A Philadelphia law firm has been awarded a portion of $3.49 million in legal fees from an Avoca environmental contamination lawsuit that had been earmarked for the Powell Law Group, according to a recent judicial ruling.
Montgomery, McCracken, Walker & Rhoades LLP argued the payment was warranted for its work on the Avoca case after Powell Law founder and Hazleton area native Robert Powell got in trouble as part of a federal corruption probe into Luzerne County’s court system.
Waiting for Powell Law to honor the payment would be like playing “Russian roulette,” the firm’s lawyer had argued. Lawyers for Powell Law disputed that characterization and challenged the legality of forcing payment through judicial intervention.
The case played out in a Cincinnati court more than 500 miles from the Wyoming Valley because the bankruptcy trust fund, established to compensate the Avoca victims and cover Powell Law’s legal fees, is based in Ohio. The 4,400 victims claimed harm from exposure to creosote oil at the former Kerr-McGee Corp.’s railroad tie manufacturing facility in Avoca.
Hamilton County Judge Robert C. Winkler recently concluded the Montgomery firm is entitled to $2.95 million plus $540,200 in interest, for a grand total of $3.49 million.
According to Winkler’s ruling:
Under its 2009 contingency fee agreement with Powell Law, the Montgomery firm was to be paid 1 percent of the gross amount recovered by Powell Law’s clients or a multiplied formula of time billed — whichever was more money.

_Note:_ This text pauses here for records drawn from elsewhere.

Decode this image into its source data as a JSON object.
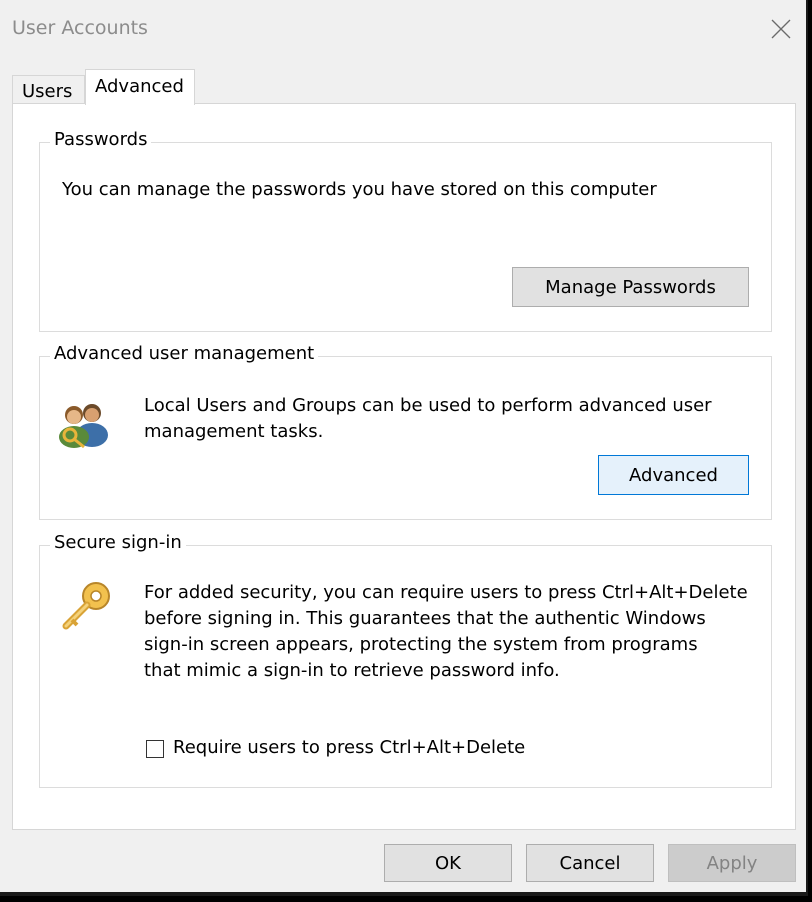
{
  "window": {
    "title": "User Accounts",
    "close_symbol": "✕"
  },
  "tabs": [
    {
      "label": "Users",
      "selected": false
    },
    {
      "label": "Advanced",
      "selected": true
    }
  ],
  "passwords": {
    "legend": "Passwords",
    "description": "You can manage the passwords you have stored on this computer",
    "button_label": "Manage Passwords"
  },
  "advanced_mgmt": {
    "legend": "Advanced user management",
    "description_line1": "Local Users and Groups can be used to perform advanced user",
    "description_line2": "management tasks.",
    "button_label": "Advanced",
    "icon": "users-group-icon"
  },
  "secure_signin": {
    "legend": "Secure sign-in",
    "description_lines": [
      "For added security, you can require users to press Ctrl+Alt+Delete",
      "before signing in. This guarantees that the authentic Windows",
      "sign-in screen appears, protecting the system from programs",
      "that mimic a sign-in to retrieve password info."
    ],
    "checkbox_label": "Require users to press Ctrl+Alt+Delete",
    "checkbox_checked": false,
    "icon": "key-icon"
  },
  "footer": {
    "ok_label": "OK",
    "cancel_label": "Cancel",
    "apply_label": "Apply",
    "apply_enabled": false
  },
  "colors": {
    "window_bg": "#f0f0f0",
    "panel_bg": "#ffffff",
    "focus_border": "#0078d7",
    "focus_bg": "#e5f1fb",
    "key_gold": "#e8b43a"
  }
}
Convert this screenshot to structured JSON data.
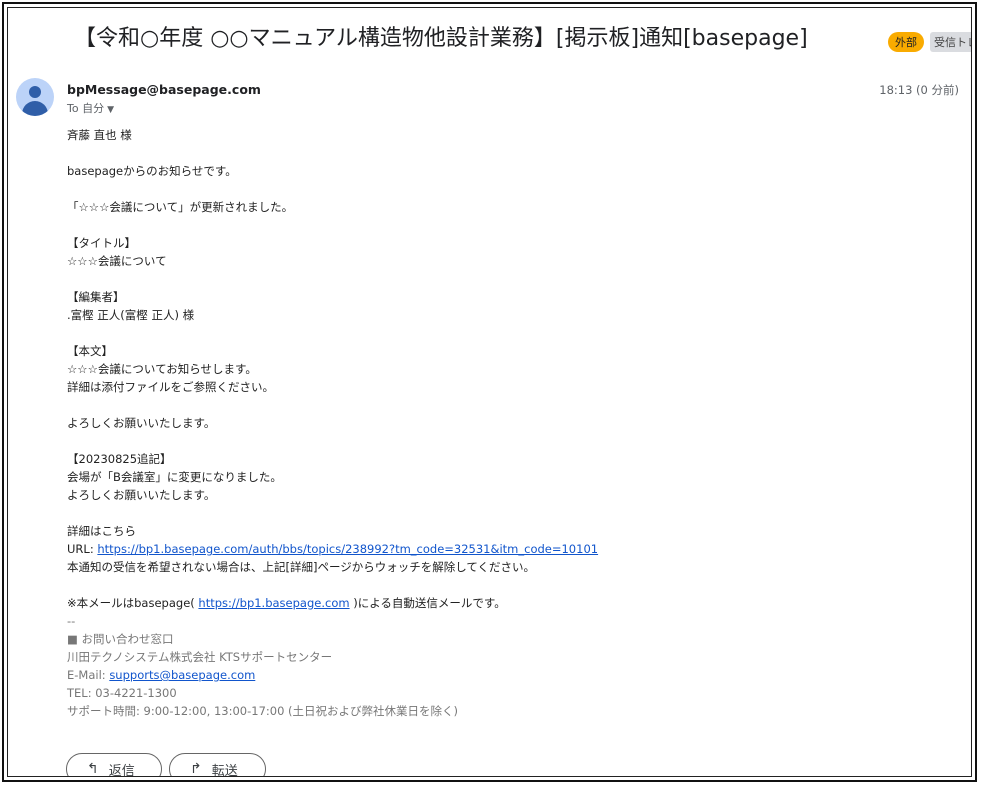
{
  "subject": "【令和○年度 ○○マニュアル構造物他設計業務】[掲示板]通知[basepage]",
  "labels": {
    "external": "外部",
    "inbox": "受信トレ"
  },
  "sender": "bpMessage@basepage.com",
  "time": "18:13 (0 分前)",
  "to": "To 自分",
  "body": {
    "greeting": "斉藤 直也 様",
    "intro": "basepageからのお知らせです。",
    "updated": "「☆☆☆会議について」が更新されました。",
    "title_header": "【タイトル】",
    "title_value": "☆☆☆会議について",
    "editor_header": "【編集者】",
    "editor_value": ".富樫 正人(富樫 正人) 様",
    "text_header": "【本文】",
    "text_line1": "☆☆☆会議についてお知らせします。",
    "text_line2": "詳細は添付ファイルをご参照ください。",
    "regards1": "よろしくお願いいたします。",
    "addendum_header": "【20230825追記】",
    "addendum_line1": "会場が「B会議室」に変更になりました。",
    "addendum_line2": "よろしくお願いいたします。",
    "details_label": "詳細はこちら",
    "url_prefix": "URL: ",
    "url": "https://bp1.basepage.com/auth/bbs/topics/238992?tm_code=32531&itm_code=10101",
    "unwatch_note": "本通知の受信を希望されない場合は、上記[詳細]ページからウォッチを解除してください。",
    "auto_prefix": "※本メールはbasepage( ",
    "auto_link": "https://bp1.basepage.com",
    "auto_suffix": " )による自動送信メールです。",
    "sig_sep": "--",
    "sig_contact": "■ お問い合わせ窓口",
    "sig_company": "川田テクノシステム株式会社 KTSサポートセンター",
    "sig_email_prefix": "E-Mail: ",
    "sig_email": "supports@basepage.com",
    "sig_tel": "TEL: 03-4221-1300",
    "sig_hours": "サポート時間: 9:00-12:00, 13:00-17:00 (土日祝および弊社休業日を除く)"
  },
  "actions": {
    "reply": "返信",
    "forward": "転送"
  }
}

The 1-percent calculation was the highest because Powell Law’s clients received or will receive a cumulative gross recovery from the trust totaling $314.2 million before reduction for attorney fees and costs.
The Montgomery firm’s payment was supposed to come from Powell Law’s “own contingent fee paid to it by its own said clients, and from no other source,” the agreement said.

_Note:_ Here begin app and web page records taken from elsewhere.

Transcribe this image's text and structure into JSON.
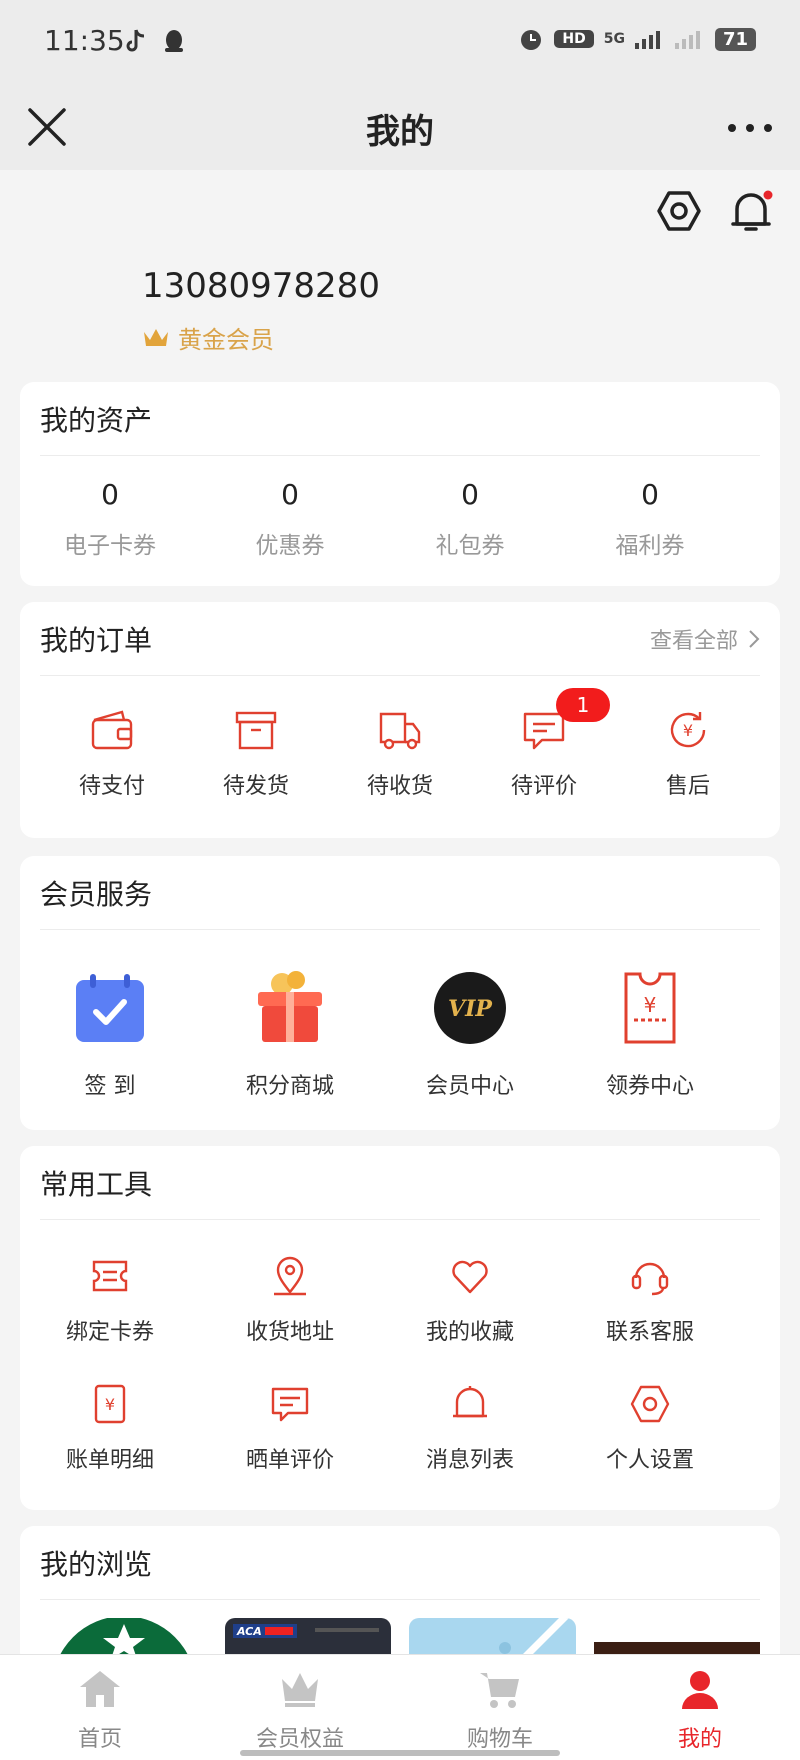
{
  "status_bar": {
    "time": "11:35",
    "battery": "71",
    "network": "5G",
    "hd": "HD"
  },
  "header": {
    "title": "我的"
  },
  "profile": {
    "phone": "13080978280",
    "level": "黄金会员"
  },
  "assets": {
    "title": "我的资产",
    "items": [
      {
        "value": "0",
        "label": "电子卡券"
      },
      {
        "value": "0",
        "label": "优惠券"
      },
      {
        "value": "0",
        "label": "礼包券"
      },
      {
        "value": "0",
        "label": "福利券"
      }
    ]
  },
  "orders": {
    "title": "我的订单",
    "view_all": "查看全部",
    "items": [
      {
        "label": "待支付",
        "icon": "wallet-icon"
      },
      {
        "label": "待发货",
        "icon": "box-icon"
      },
      {
        "label": "待收货",
        "icon": "truck-icon"
      },
      {
        "label": "待评价",
        "icon": "comment-icon",
        "badge": "1"
      },
      {
        "label": "售后",
        "icon": "refund-icon"
      }
    ]
  },
  "services": {
    "title": "会员服务",
    "items": [
      {
        "label": "签 到",
        "icon": "calendar-check-icon"
      },
      {
        "label": "积分商城",
        "icon": "gift-icon"
      },
      {
        "label": "会员中心",
        "icon": "vip-icon",
        "icon_text": "VIP"
      },
      {
        "label": "领券中心",
        "icon": "coupon-icon"
      }
    ]
  },
  "tools": {
    "title": "常用工具",
    "items": [
      {
        "label": "绑定卡券",
        "icon": "ticket-icon"
      },
      {
        "label": "收货地址",
        "icon": "location-icon"
      },
      {
        "label": "我的收藏",
        "icon": "heart-icon"
      },
      {
        "label": "联系客服",
        "icon": "headset-icon"
      },
      {
        "label": "账单明细",
        "icon": "bill-icon"
      },
      {
        "label": "晒单评价",
        "icon": "review-icon"
      },
      {
        "label": "消息列表",
        "icon": "bell-icon"
      },
      {
        "label": "个人设置",
        "icon": "settings-icon"
      }
    ]
  },
  "browse": {
    "title": "我的浏览",
    "thumb2_text": "ACA"
  },
  "tabbar": {
    "items": [
      {
        "label": "首页",
        "icon": "home-icon"
      },
      {
        "label": "会员权益",
        "icon": "crown-icon"
      },
      {
        "label": "购物车",
        "icon": "cart-icon"
      },
      {
        "label": "我的",
        "icon": "user-icon",
        "active": true
      }
    ]
  },
  "colors": {
    "accent": "#e8262b",
    "gold": "#d9a34a",
    "icon_red": "#e0402f"
  }
}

The judge said Powell Law had received a $3 million advance from the trust in February 2011 to pay fees and expenses, including $1.48 million of the Montgomery firm’s legal fees incurred to that date. Powell Law “declined” to direct trust overseer Garretson Resolution Group Inc. to release any of the advance to the Montgomery firm.
Winkler described the contingent fee agreement terms as “unambiguous” and directed Garretson to issue payment to Montgomery from $5.5 million of the trust he froze pending a judicial decision.

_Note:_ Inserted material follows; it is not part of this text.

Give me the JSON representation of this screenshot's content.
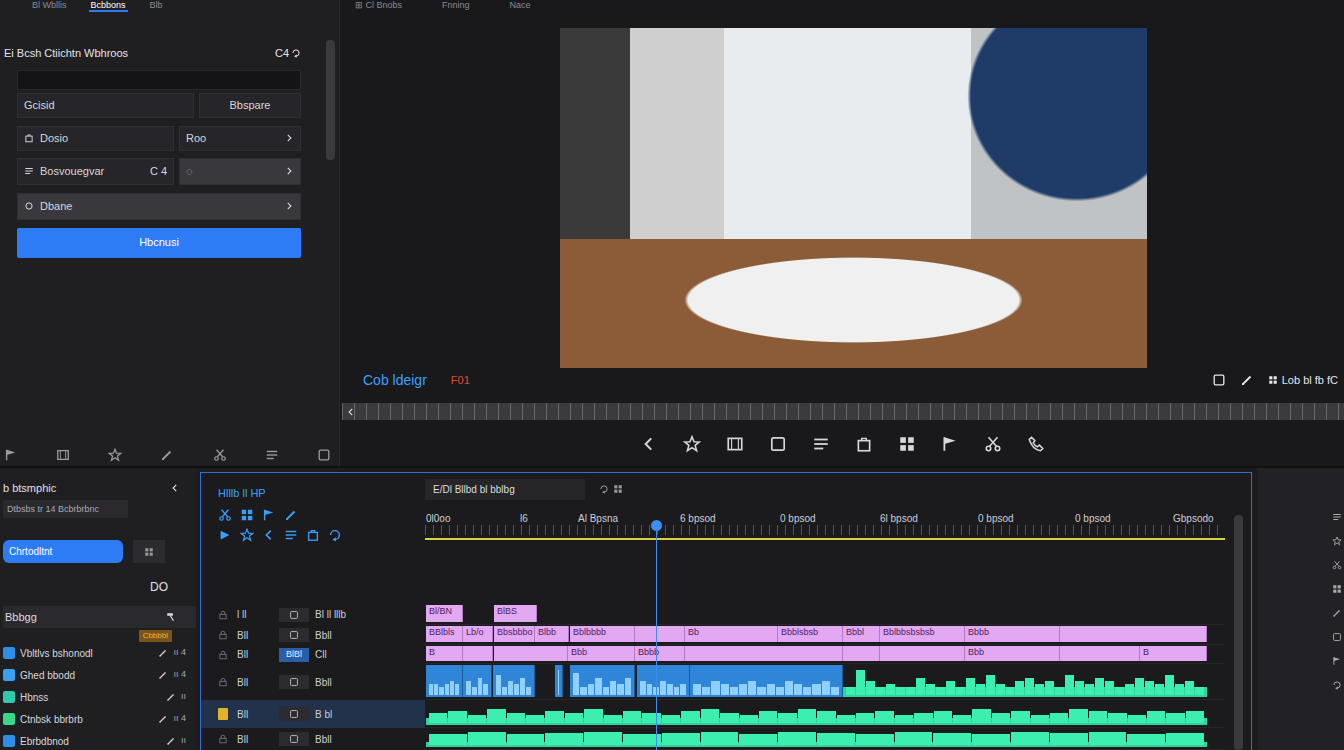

The judge’s Aug. 26 declaratory judgement was subject to appeal, but no challenges had been filed as of Friday, court officials said.
Lawyers for both sides declined comment or could not be reached for comment.
Ohio court records show Powell Law recently voluntarily entered into a settlement with another party seeking a share of its Avoca legal fees — Philadelphia attorney Richard A. Sprague, of Sprague and Sprague.
Sprague had maintained Powell Law should be on the hook for $169,400 that Robert Powell and his wife owed Sprague for past legal representation.
Powell Law had argued Sprague has no legal entitlement to Powell Law’s Avoca receipts because his claim involved legal work for Powell and his wife, not the law firm. Lawyers also said Powell was “displeased” with Sprague’s representation and disputed the billing amount.
Sprague countered that there was an “abundance of evidence that Robert Powell and Powell Law Group are one and the same.”
Powell, who was disbarred by consent, has filed court paperwork saying the firm is now solely run by Jill Moran, who was not charged in the corruption probe but resigned as county prothonotary in March 2009 as part of an agreement with federal prosecutors.
Sprague will receive $266,158 from the Avoca trust under the settlement he negotiated with Powell Law, court filings show.
Court records valued Powell Law’s Avoca legal fees at an estimated $125.7 million, before the recent deductions for Sprague and the Montgomery firm.
It’s unclear how much of this money will end up in Robert Powell’s pocket because the agreements he has with Moran and others are confidential.
Powell’s net worth is of interest in a local lawsuit filed by juveniles and their parents and guardians alleging harm over the so-called “Kids for Cash” juvenile corruption scheme.
Now a Palm Beach Gardens resident, Powell served a prison sentence for failing to report a $2.8 million kickback scheme involving former county judges Michael Conahan and Mark Ciavarella and two juvenile detention centers Powell had co-owned, court records show. The two former judges are still serving federal prison sentences.
Under a settlement agreement, Powell and Powell Law paid the plaintiffs in that lawsuit $4.7 million, and may be required to pay up to $2.5 million more based on Powell’s net worth calculated by the end of this year. Powell’s company Vision Holdings LLC also is part of that settlement.
Powell Law was entitled to 40 percent of the Avoca recovery, plus reimbursement for other expenses, according to its agreement with the Avoca victims.
However, Powell Law has pointed out its contingency fee will be split three ways among Powell Law and two other firms, not naming them, court records say.
Powell Law retained Weitz & Luxenberg, a New York City firm known for asbestos-related litigation, to handle the Avoca claims in 2012, including an attempt to reactivate a suit in Luzerne County court seeking additional compensation for the Avoca victims.